*DATASET*.
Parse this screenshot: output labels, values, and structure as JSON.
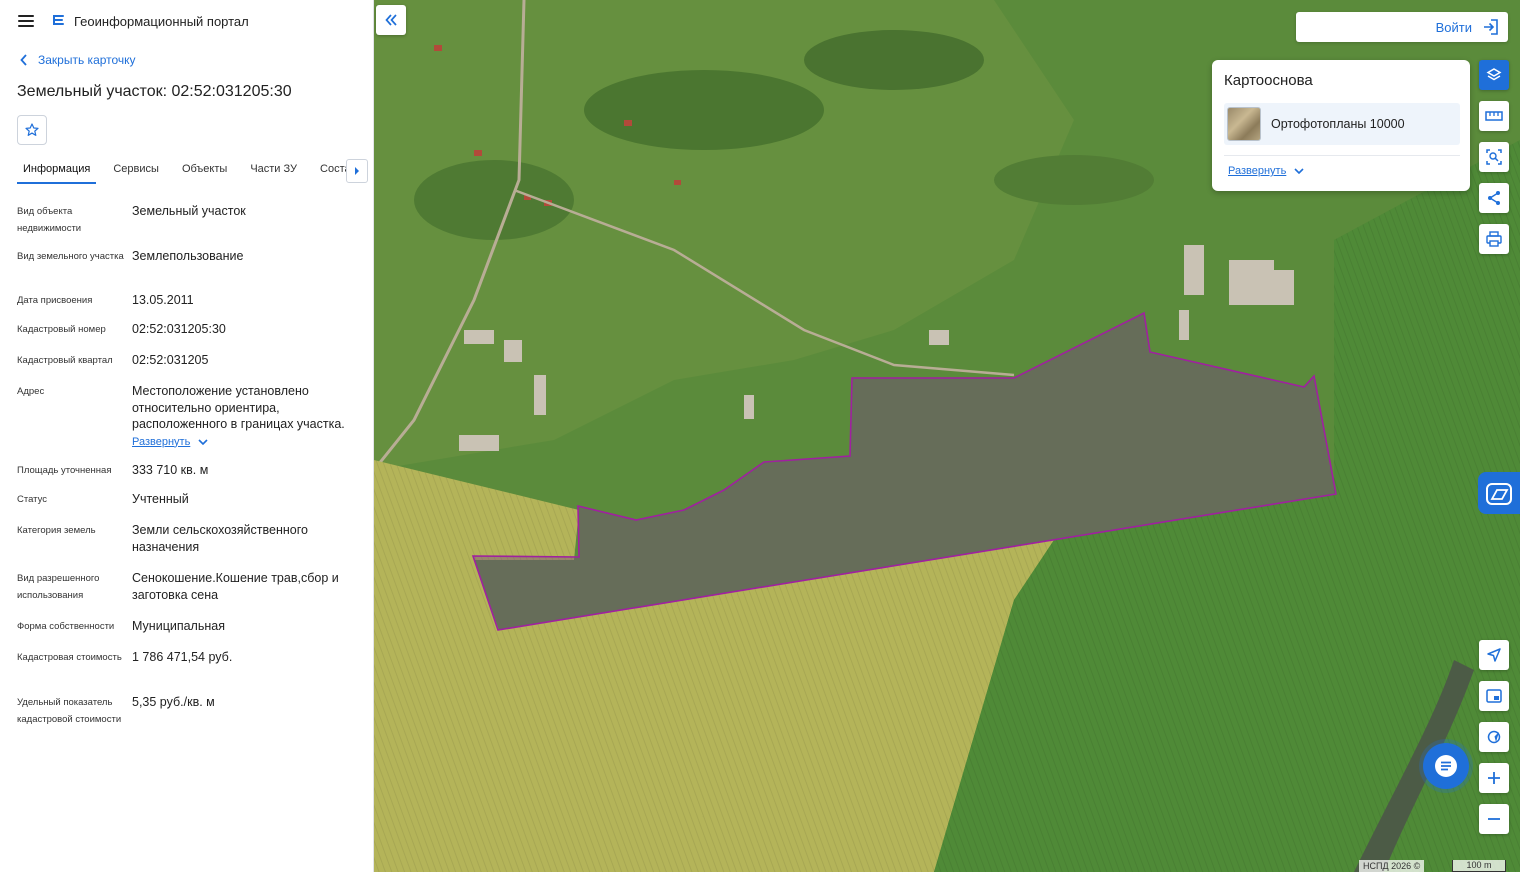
{
  "header": {
    "app_title": "Геоинформационный портал"
  },
  "card": {
    "close_label": "Закрыть карточку",
    "title": "Земельный участок: 02:52:031205:30",
    "tabs": [
      {
        "label": "Информация",
        "active": true
      },
      {
        "label": "Сервисы"
      },
      {
        "label": "Объекты"
      },
      {
        "label": "Части ЗУ"
      },
      {
        "label": "Состав"
      }
    ],
    "properties": [
      {
        "label": "Вид объекта недвижимости",
        "value": "Земельный участок"
      },
      {
        "label": "Вид земельного участка",
        "value": "Землепользование"
      },
      {
        "label": "Дата присвоения",
        "value": "13.05.2011"
      },
      {
        "label": "Кадастровый номер",
        "value": "02:52:031205:30"
      },
      {
        "label": "Кадастровый квартал",
        "value": "02:52:031205"
      },
      {
        "label": "Адрес",
        "value": "Местоположение установлено относительно ориентира, расположенного в границах участка.",
        "expand_label": "Развернуть"
      },
      {
        "label": "Площадь уточненная",
        "value": "333 710 кв. м"
      },
      {
        "label": "Статус",
        "value": "Учтенный"
      },
      {
        "label": "Категория земель",
        "value": "Земли сельскохозяйственного назначения"
      },
      {
        "label": "Вид разрешенного использования",
        "value": "Сенокошение.Кошение трав,сбор и заготовка сена"
      },
      {
        "label": "Форма собственности",
        "value": "Муниципальная"
      },
      {
        "label": "Кадастровая стоимость",
        "value": "1 786 471,54 руб."
      },
      {
        "label": "Удельный показатель кадастровой стоимости",
        "value": "5,35 руб./кв. м"
      }
    ]
  },
  "map": {
    "login_label": "Войти",
    "basemap": {
      "title": "Картооснова",
      "selected": "Ортофотопланы 10000",
      "expand_label": "Развернуть"
    },
    "copyright": "НСПД 2026 ©",
    "scale_label": "100 m",
    "parcel_outline_color": "#a020a0",
    "accent_color": "#1f6fd9",
    "tools_top": [
      "layers-icon",
      "ruler-icon",
      "select-area-icon",
      "share-icon",
      "print-icon"
    ],
    "tools_bottom": [
      "locate-icon",
      "minimap-icon",
      "geolocation-icon",
      "zoom-in-icon",
      "zoom-out-icon"
    ]
  }
}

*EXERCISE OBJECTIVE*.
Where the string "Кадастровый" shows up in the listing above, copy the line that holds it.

*SOLUTION TO THIS PROBLEM*.
        "label": "Кадастровый номер",
        "label": "Кадастровый квартал",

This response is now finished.